Article 241 punishes "violation of the procedure for teaching religious doctrines" with arrest of up to 15 days or a fine of 5 to 10 times the minimum monthly wage.

Nailya Gapparova, Zukhra and Nigora Shoakbarova received fines of 30 times the minimum monthly wage. Zulfiyya Shipova was fined 20 times, while Tatyana Tenyayeva, Elmira Adigamova, Alena Shakirova, Rita Mirzayeva and Oksana Kotova were each fined ten times the minimum monthly wage.

"Don't call me again"

Rizkul Jabborov of Yashnobod District's Anti-terrorism Police, responsible for controlling the District's religious communities, refused to say why the Jehovah's Witnesses were raided and punished. "If you do not agree with the official decisions, please file your complaint officially," he told Forum 18 from Tashkent on 11 February.

When Forum 18 asked why religious believers, including these Jehovah's Witnesses, cannot peacefully gather and hold meetings for worship, he responded angrily: "Please, don't call me on this number again. I can also make it uncomfortable for you. You are an educated person, and I hope you get my message." (END)

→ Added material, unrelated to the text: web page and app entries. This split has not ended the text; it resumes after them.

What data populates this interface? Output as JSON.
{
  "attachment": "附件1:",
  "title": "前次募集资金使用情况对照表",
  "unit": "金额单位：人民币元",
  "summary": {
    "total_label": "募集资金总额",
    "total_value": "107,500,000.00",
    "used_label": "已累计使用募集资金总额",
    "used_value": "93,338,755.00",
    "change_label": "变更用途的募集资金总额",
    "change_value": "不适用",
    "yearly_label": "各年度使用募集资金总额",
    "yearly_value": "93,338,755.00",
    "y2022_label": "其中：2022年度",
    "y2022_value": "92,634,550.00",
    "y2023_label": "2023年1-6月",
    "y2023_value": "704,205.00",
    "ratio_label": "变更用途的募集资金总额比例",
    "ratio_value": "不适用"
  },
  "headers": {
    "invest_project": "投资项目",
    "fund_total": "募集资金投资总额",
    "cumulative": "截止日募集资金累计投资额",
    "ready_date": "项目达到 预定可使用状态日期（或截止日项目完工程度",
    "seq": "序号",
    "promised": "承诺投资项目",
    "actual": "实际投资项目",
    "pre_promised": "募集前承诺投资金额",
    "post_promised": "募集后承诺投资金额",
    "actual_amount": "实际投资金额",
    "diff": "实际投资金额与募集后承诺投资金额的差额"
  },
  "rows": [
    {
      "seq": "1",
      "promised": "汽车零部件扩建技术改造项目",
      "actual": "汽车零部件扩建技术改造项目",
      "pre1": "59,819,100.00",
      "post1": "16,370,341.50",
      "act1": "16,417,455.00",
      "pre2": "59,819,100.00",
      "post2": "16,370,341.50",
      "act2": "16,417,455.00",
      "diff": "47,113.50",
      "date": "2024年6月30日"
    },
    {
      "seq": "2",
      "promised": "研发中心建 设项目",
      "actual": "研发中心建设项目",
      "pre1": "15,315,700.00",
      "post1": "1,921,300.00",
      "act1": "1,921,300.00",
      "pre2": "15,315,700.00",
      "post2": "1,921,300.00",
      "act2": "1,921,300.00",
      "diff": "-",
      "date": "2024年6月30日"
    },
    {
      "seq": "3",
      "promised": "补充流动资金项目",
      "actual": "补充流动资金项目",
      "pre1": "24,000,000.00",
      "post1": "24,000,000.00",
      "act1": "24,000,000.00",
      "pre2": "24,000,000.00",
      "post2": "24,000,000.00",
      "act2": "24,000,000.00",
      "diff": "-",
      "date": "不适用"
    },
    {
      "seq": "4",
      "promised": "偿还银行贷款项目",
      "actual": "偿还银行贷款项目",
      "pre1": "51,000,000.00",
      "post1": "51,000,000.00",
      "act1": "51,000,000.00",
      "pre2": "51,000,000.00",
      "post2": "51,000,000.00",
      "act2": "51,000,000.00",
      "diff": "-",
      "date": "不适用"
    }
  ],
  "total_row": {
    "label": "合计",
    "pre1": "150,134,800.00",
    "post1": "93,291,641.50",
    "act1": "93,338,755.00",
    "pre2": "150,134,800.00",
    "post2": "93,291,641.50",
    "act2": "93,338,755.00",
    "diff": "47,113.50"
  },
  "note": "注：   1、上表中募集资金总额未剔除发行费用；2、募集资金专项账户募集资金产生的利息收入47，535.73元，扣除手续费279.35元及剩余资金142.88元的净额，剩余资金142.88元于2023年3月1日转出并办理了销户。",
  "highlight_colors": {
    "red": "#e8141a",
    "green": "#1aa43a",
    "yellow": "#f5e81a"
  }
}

For a personal commentary by a Muslim scholar, advocating religious freedom for all as the best antidote to Islamic religious extremism in Uzbekistan, see http://www.forum18.org/Archive.php?article_id=338.

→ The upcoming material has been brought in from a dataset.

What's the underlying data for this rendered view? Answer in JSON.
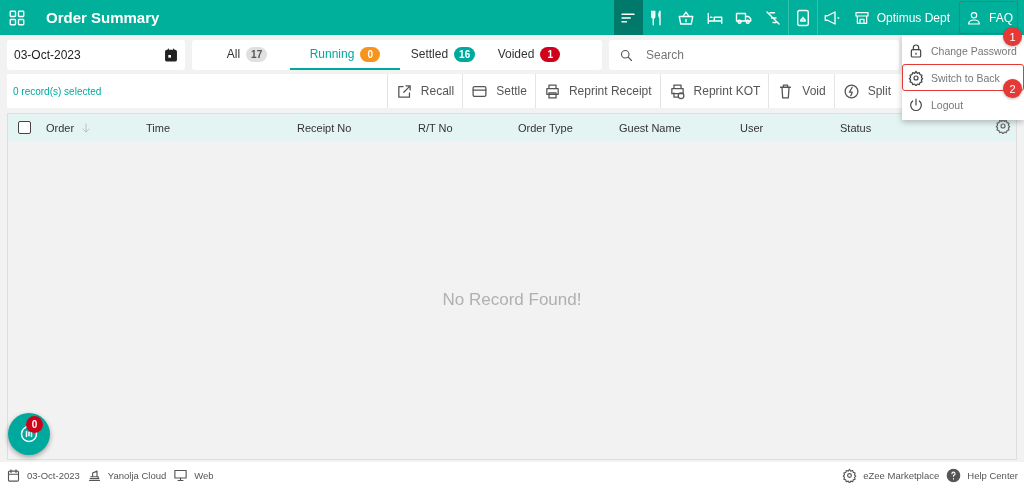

For more background, see Forum 18's Uzbekistan religious freedom survey at http://www.forum18.org/Archive.php?article_id=1862.

Full reports on freedom of thought, conscience and belief in Uzbekistan can be found at http://www.forum18.org/Archive.php?query=&religion=all&country=33.

A compilation of Organisation for Security and Co-operation in Europe (OSCE) freedom of religion or belief commitments can be found at http://www.forum18.org/Archive.php?article_id=1351.

A printer-friendly map of Uzbekistan is available at http://education.nationalgeographic.com/mapping/outline-map/?map=Uzbekistan.

All Forum 18 News Service material may be referred to, quoted from, or republished in full, if Forum 18 <www.forum18.org> is credited as the source.